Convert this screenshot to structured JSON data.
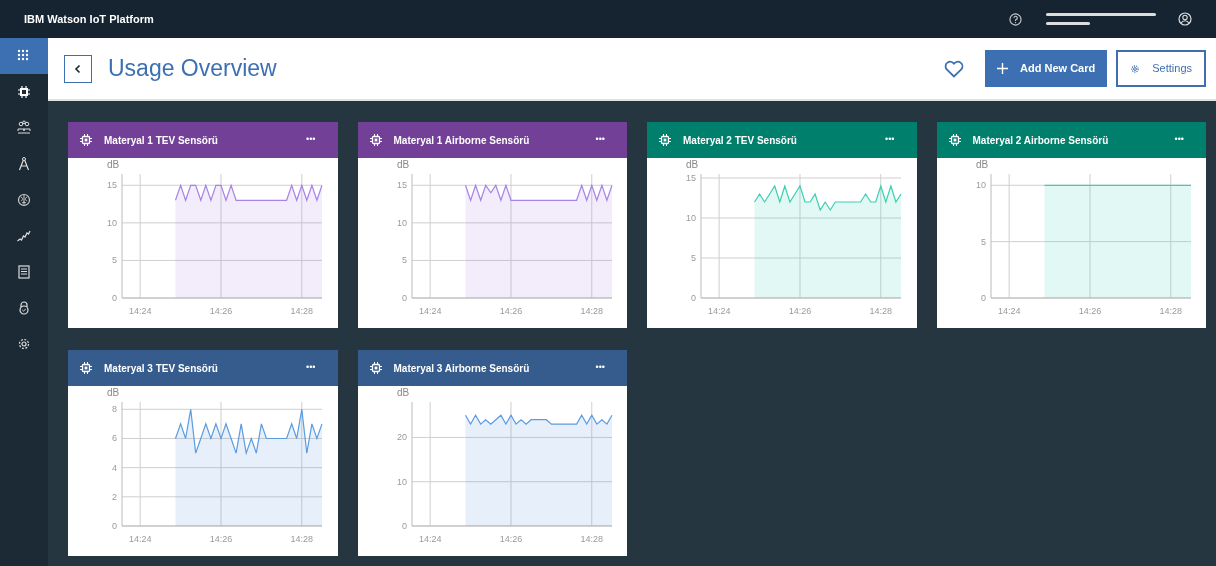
{
  "header": {
    "title": "IBM Watson IoT Platform"
  },
  "sidebar": {
    "items": [
      {
        "selected": true
      },
      {
        "selected": false
      },
      {
        "selected": false
      },
      {
        "selected": false
      },
      {
        "selected": false
      },
      {
        "selected": false
      },
      {
        "selected": false
      },
      {
        "selected": false
      },
      {
        "selected": false
      }
    ]
  },
  "page": {
    "title": "Usage Overview",
    "buttons": [
      {
        "kind": "primary",
        "label": "Add New Card"
      },
      {
        "kind": "secondary",
        "label": "Settings"
      }
    ]
  },
  "cards": [
    {
      "title": "Materyal 1 TEV Sensörü",
      "color": "#734098",
      "menu": "•••",
      "chart_data": {
        "type": "area",
        "grid": true,
        "ylabel": "dB",
        "categories": [
          null,
          null,
          null,
          "14:24",
          null,
          null,
          null,
          null,
          null,
          null,
          null,
          null,
          null,
          null,
          null,
          null,
          null,
          null,
          null,
          "14:26",
          null,
          null,
          null,
          null,
          null,
          null,
          null,
          null,
          null,
          null,
          null,
          null,
          null,
          null,
          null,
          "14:28",
          null,
          null,
          null,
          null
        ],
        "series": [
          {
            "color": "#a882e6",
            "values": [
              null,
              null,
              null,
              null,
              null,
              null,
              null,
              null,
              null,
              null,
              13,
              15,
              13,
              15,
              15,
              13,
              15,
              13,
              15,
              15,
              13,
              15,
              13,
              13,
              13,
              13,
              13,
              13,
              13,
              13,
              13,
              13,
              13,
              15,
              13,
              15,
              13,
              15,
              13,
              15
            ]
          }
        ],
        "ylim": [
          0,
          16.5
        ],
        "yticks": [
          0,
          5,
          10,
          15
        ]
      }
    },
    {
      "title": "Materyal 1 Airborne Sensörü",
      "color": "#734098",
      "menu": "•••",
      "chart_data": {
        "type": "area",
        "grid": true,
        "ylabel": "dB",
        "categories": [
          null,
          null,
          null,
          "14:24",
          null,
          null,
          null,
          null,
          null,
          null,
          null,
          null,
          null,
          null,
          null,
          null,
          null,
          null,
          null,
          "14:26",
          null,
          null,
          null,
          null,
          null,
          null,
          null,
          null,
          null,
          null,
          null,
          null,
          null,
          null,
          null,
          "14:28",
          null,
          null,
          null,
          null
        ],
        "series": [
          {
            "color": "#a882e6",
            "values": [
              null,
              null,
              null,
              null,
              null,
              null,
              null,
              null,
              null,
              null,
              15,
              13,
              15,
              13,
              15,
              14,
              15,
              13,
              15,
              13,
              13,
              13,
              13,
              13,
              13,
              13,
              13,
              13,
              13,
              13,
              13,
              13,
              13,
              15,
              13,
              15,
              13,
              15,
              13,
              15
            ]
          }
        ],
        "ylim": [
          0,
          16.5
        ],
        "yticks": [
          0,
          5,
          10,
          15
        ]
      }
    },
    {
      "title": "Materyal 2 TEV Sensörü",
      "color": "#00806c",
      "menu": "•••",
      "chart_data": {
        "type": "area",
        "grid": true,
        "ylabel": "dB",
        "categories": [
          null,
          null,
          null,
          "14:24",
          null,
          null,
          null,
          null,
          null,
          null,
          null,
          null,
          null,
          null,
          null,
          null,
          null,
          null,
          null,
          "14:26",
          null,
          null,
          null,
          null,
          null,
          null,
          null,
          null,
          null,
          null,
          null,
          null,
          null,
          null,
          null,
          "14:28",
          null,
          null,
          null,
          null
        ],
        "series": [
          {
            "color": "#3ecfb2",
            "values": [
              null,
              null,
              null,
              null,
              null,
              null,
              null,
              null,
              null,
              null,
              12,
              13,
              12,
              13,
              14,
              12,
              14,
              12,
              13,
              14,
              12,
              12,
              13,
              11,
              12,
              11,
              12,
              12,
              12,
              12,
              12,
              12,
              13,
              12,
              12,
              14,
              12,
              14,
              12,
              13
            ]
          }
        ],
        "ylim": [
          0,
          15.5
        ],
        "yticks": [
          0,
          5,
          10,
          15
        ]
      }
    },
    {
      "title": "Materyal 2 Airborne Sensörü",
      "color": "#00806c",
      "menu": "•••",
      "chart_data": {
        "type": "area",
        "grid": true,
        "ylabel": "dB",
        "categories": [
          null,
          null,
          null,
          "14:24",
          null,
          null,
          null,
          null,
          null,
          null,
          null,
          null,
          null,
          null,
          null,
          null,
          null,
          null,
          null,
          "14:26",
          null,
          null,
          null,
          null,
          null,
          null,
          null,
          null,
          null,
          null,
          null,
          null,
          null,
          null,
          null,
          "14:28",
          null,
          null,
          null,
          null
        ],
        "series": [
          {
            "color": "#3ecfb2",
            "values": [
              null,
              null,
              null,
              null,
              null,
              null,
              null,
              null,
              null,
              null,
              10,
              10,
              10,
              10,
              10,
              10,
              10,
              10,
              10,
              10,
              10,
              10,
              10,
              10,
              10,
              10,
              10,
              10,
              10,
              10,
              10,
              10,
              10,
              10,
              10,
              10,
              10,
              10,
              10,
              10
            ]
          }
        ],
        "ylim": [
          0,
          11
        ],
        "yticks": [
          0,
          5,
          10
        ]
      }
    },
    {
      "title": "Materyal 3 TEV Sensörü",
      "color": "#355c8c",
      "menu": "•••",
      "chart_data": {
        "type": "area",
        "grid": true,
        "ylabel": "dB",
        "categories": [
          null,
          null,
          null,
          "14:24",
          null,
          null,
          null,
          null,
          null,
          null,
          null,
          null,
          null,
          null,
          null,
          null,
          null,
          null,
          null,
          "14:26",
          null,
          null,
          null,
          null,
          null,
          null,
          null,
          null,
          null,
          null,
          null,
          null,
          null,
          null,
          null,
          "14:28",
          null,
          null,
          null,
          null
        ],
        "series": [
          {
            "color": "#5b9be0",
            "values": [
              null,
              null,
              null,
              null,
              null,
              null,
              null,
              null,
              null,
              null,
              6,
              7,
              6,
              8,
              5,
              6,
              7,
              6,
              7,
              6,
              7,
              6,
              5,
              7,
              5,
              6,
              5,
              7,
              6,
              6,
              6,
              6,
              6,
              7,
              6,
              8,
              5,
              7,
              6,
              7
            ]
          }
        ],
        "ylim": [
          0,
          8.5
        ],
        "yticks": [
          0,
          2,
          4,
          6,
          8
        ]
      }
    },
    {
      "title": "Materyal 3 Airborne Sensörü",
      "color": "#355c8c",
      "menu": "•••",
      "chart_data": {
        "type": "area",
        "grid": true,
        "ylabel": "dB",
        "categories": [
          null,
          null,
          null,
          "14:24",
          null,
          null,
          null,
          null,
          null,
          null,
          null,
          null,
          null,
          null,
          null,
          null,
          null,
          null,
          null,
          "14:26",
          null,
          null,
          null,
          null,
          null,
          null,
          null,
          null,
          null,
          null,
          null,
          null,
          null,
          null,
          null,
          "14:28",
          null,
          null,
          null,
          null
        ],
        "series": [
          {
            "color": "#5b9be0",
            "values": [
              null,
              null,
              null,
              null,
              null,
              null,
              null,
              null,
              null,
              null,
              25,
              23,
              25,
              23,
              24,
              23,
              24,
              25,
              23,
              25,
              23,
              24,
              23,
              24,
              24,
              24,
              24,
              23,
              23,
              23,
              23,
              23,
              23,
              25,
              23,
              25,
              23,
              24,
              23,
              25
            ]
          }
        ],
        "ylim": [
          0,
          28
        ],
        "yticks": [
          0,
          10,
          20
        ]
      }
    }
  ]
}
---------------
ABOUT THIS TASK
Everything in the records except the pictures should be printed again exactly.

TASK RESULT
Convert this screenshot to structured JSON data.
{
  "header": {
    "title": "IBM Watson IoT Platform"
  },
  "sidebar": {
    "items": [
      {
        "selected": true
      },
      {
        "selected": false
      },
      {
        "selected": false
      },
      {
        "selected": false
      },
      {
        "selected": false
      },
      {
        "selected": false
      },
      {
        "selected": false
      },
      {
        "selected": false
      },
      {
        "selected": false
      }
    ]
  },
  "page": {
    "title": "Usage Overview",
    "buttons": [
      {
        "kind": "primary",
        "label": "Add New Card"
      },
      {
        "kind": "secondary",
        "label": "Settings"
      }
    ]
  },
  "cards": [
    {
      "title": "Materyal 1 TEV Sensörü",
      "color": "#734098",
      "menu": "•••",
      "chart_data": {
        "type": "area",
        "grid": true,
        "ylabel": "dB",
        "categories": [
          null,
          null,
          null,
          "14:24",
          null,
          null,
          null,
          null,
          null,
          null,
          null,
          null,
          null,
          null,
          null,
          null,
          null,
          null,
          null,
          "14:26",
          null,
          null,
          null,
          null,
          null,
          null,
          null,
          null,
          null,
          null,
          null,
          null,
          null,
          null,
          null,
          "14:28",
          null,
          null,
          null,
          null
        ],
        "series": [
          {
            "color": "#a882e6",
            "values": [
              null,
              null,
              null,
              null,
              null,
              null,
              null,
              null,
              null,
              null,
              13,
              15,
              13,
              15,
              15,
              13,
              15,
              13,
              15,
              15,
              13,
              15,
              13,
              13,
              13,
              13,
              13,
              13,
              13,
              13,
              13,
              13,
              13,
              15,
              13,
              15,
              13,
              15,
              13,
              15
            ]
          }
        ],
        "ylim": [
          0,
          16.5
        ],
        "yticks": [
          0,
          5,
          10,
          15
        ]
      }
    },
    {
      "title": "Materyal 1 Airborne Sensörü",
      "color": "#734098",
      "menu": "•••",
      "chart_data": {
        "type": "area",
        "grid": true,
        "ylabel": "dB",
        "categories": [
          null,
          null,
          null,
          "14:24",
          null,
          null,
          null,
          null,
          null,
          null,
          null,
          null,
          null,
          null,
          null,
          null,
          null,
          null,
          null,
          "14:26",
          null,
          null,
          null,
          null,
          null,
          null,
          null,
          null,
          null,
          null,
          null,
          null,
          null,
          null,
          null,
          "14:28",
          null,
          null,
          null,
          null
        ],
        "series": [
          {
            "color": "#a882e6",
            "values": [
              null,
              null,
              null,
              null,
              null,
              null,
              null,
              null,
              null,
              null,
              15,
              13,
              15,
              13,
              15,
              14,
              15,
              13,
              15,
              13,
              13,
              13,
              13,
              13,
              13,
              13,
              13,
              13,
              13,
              13,
              13,
              13,
              13,
              15,
              13,
              15,
              13,
              15,
              13,
              15
            ]
          }
        ],
        "ylim": [
          0,
          16.5
        ],
        "yticks": [
          0,
          5,
          10,
          15
        ]
      }
    },
    {
      "title": "Materyal 2 TEV Sensörü",
      "color": "#00806c",
      "menu": "•••",
      "chart_data": {
        "type": "area",
        "grid": true,
        "ylabel": "dB",
        "categories": [
          null,
          null,
          null,
          "14:24",
          null,
          null,
          null,
          null,
          null,
          null,
          null,
          null,
          null,
          null,
          null,
          null,
          null,
          null,
          null,
          "14:26",
          null,
          null,
          null,
          null,
          null,
          null,
          null,
          null,
          null,
          null,
          null,
          null,
          null,
          null,
          null,
          "14:28",
          null,
          null,
          null,
          null
        ],
        "series": [
          {
            "color": "#3ecfb2",
            "values": [
              null,
              null,
              null,
              null,
              null,
              null,
              null,
              null,
              null,
              null,
              12,
              13,
              12,
              13,
              14,
              12,
              14,
              12,
              13,
              14,
              12,
              12,
              13,
              11,
              12,
              11,
              12,
              12,
              12,
              12,
              12,
              12,
              13,
              12,
              12,
              14,
              12,
              14,
              12,
              13
            ]
          }
        ],
        "ylim": [
          0,
          15.5
        ],
        "yticks": [
          0,
          5,
          10,
          15
        ]
      }
    },
    {
      "title": "Materyal 2 Airborne Sensörü",
      "color": "#00806c",
      "menu": "•••",
      "chart_data": {
        "type": "area",
        "grid": true,
        "ylabel": "dB",
        "categories": [
          null,
          null,
          null,
          "14:24",
          null,
          null,
          null,
          null,
          null,
          null,
          null,
          null,
          null,
          null,
          null,
          null,
          null,
          null,
          null,
          "14:26",
          null,
          null,
          null,
          null,
          null,
          null,
          null,
          null,
          null,
          null,
          null,
          null,
          null,
          null,
          null,
          "14:28",
          null,
          null,
          null,
          null
        ],
        "series": [
          {
            "color": "#3ecfb2",
            "values": [
              null,
              null,
              null,
              null,
              null,
              null,
              null,
              null,
              null,
              null,
              10,
              10,
              10,
              10,
              10,
              10,
              10,
              10,
              10,
              10,
              10,
              10,
              10,
              10,
              10,
              10,
              10,
              10,
              10,
              10,
              10,
              10,
              10,
              10,
              10,
              10,
              10,
              10,
              10,
              10
            ]
          }
        ],
        "ylim": [
          0,
          11
        ],
        "yticks": [
          0,
          5,
          10
        ]
      }
    },
    {
      "title": "Materyal 3 TEV Sensörü",
      "color": "#355c8c",
      "menu": "•••",
      "chart_data": {
        "type": "area",
        "grid": true,
        "ylabel": "dB",
        "categories": [
          null,
          null,
          null,
          "14:24",
          null,
          null,
          null,
          null,
          null,
          null,
          null,
          null,
          null,
          null,
          null,
          null,
          null,
          null,
          null,
          "14:26",
          null,
          null,
          null,
          null,
          null,
          null,
          null,
          null,
          null,
          null,
          null,
          null,
          null,
          null,
          null,
          "14:28",
          null,
          null,
          null,
          null
        ],
        "series": [
          {
            "color": "#5b9be0",
            "values": [
              null,
              null,
              null,
              null,
              null,
              null,
              null,
              null,
              null,
              null,
              6,
              7,
              6,
              8,
              5,
              6,
              7,
              6,
              7,
              6,
              7,
              6,
              5,
              7,
              5,
              6,
              5,
              7,
              6,
              6,
              6,
              6,
              6,
              7,
              6,
              8,
              5,
              7,
              6,
              7
            ]
          }
        ],
        "ylim": [
          0,
          8.5
        ],
        "yticks": [
          0,
          2,
          4,
          6,
          8
        ]
      }
    },
    {
      "title": "Materyal 3 Airborne Sensörü",
      "color": "#355c8c",
      "menu": "•••",
      "chart_data": {
        "type": "area",
        "grid": true,
        "ylabel": "dB",
        "categories": [
          null,
          null,
          null,
          "14:24",
          null,
          null,
          null,
          null,
          null,
          null,
          null,
          null,
          null,
          null,
          null,
          null,
          null,
          null,
          null,
          "14:26",
          null,
          null,
          null,
          null,
          null,
          null,
          null,
          null,
          null,
          null,
          null,
          null,
          null,
          null,
          null,
          "14:28",
          null,
          null,
          null,
          null
        ],
        "series": [
          {
            "color": "#5b9be0",
            "values": [
              null,
              null,
              null,
              null,
              null,
              null,
              null,
              null,
              null,
              null,
              25,
              23,
              25,
              23,
              24,
              23,
              24,
              25,
              23,
              25,
              23,
              24,
              23,
              24,
              24,
              24,
              24,
              23,
              23,
              23,
              23,
              23,
              23,
              25,
              23,
              25,
              23,
              24,
              23,
              25
            ]
          }
        ],
        "ylim": [
          0,
          28
        ],
        "yticks": [
          0,
          10,
          20
        ]
      }
    }
  ]
}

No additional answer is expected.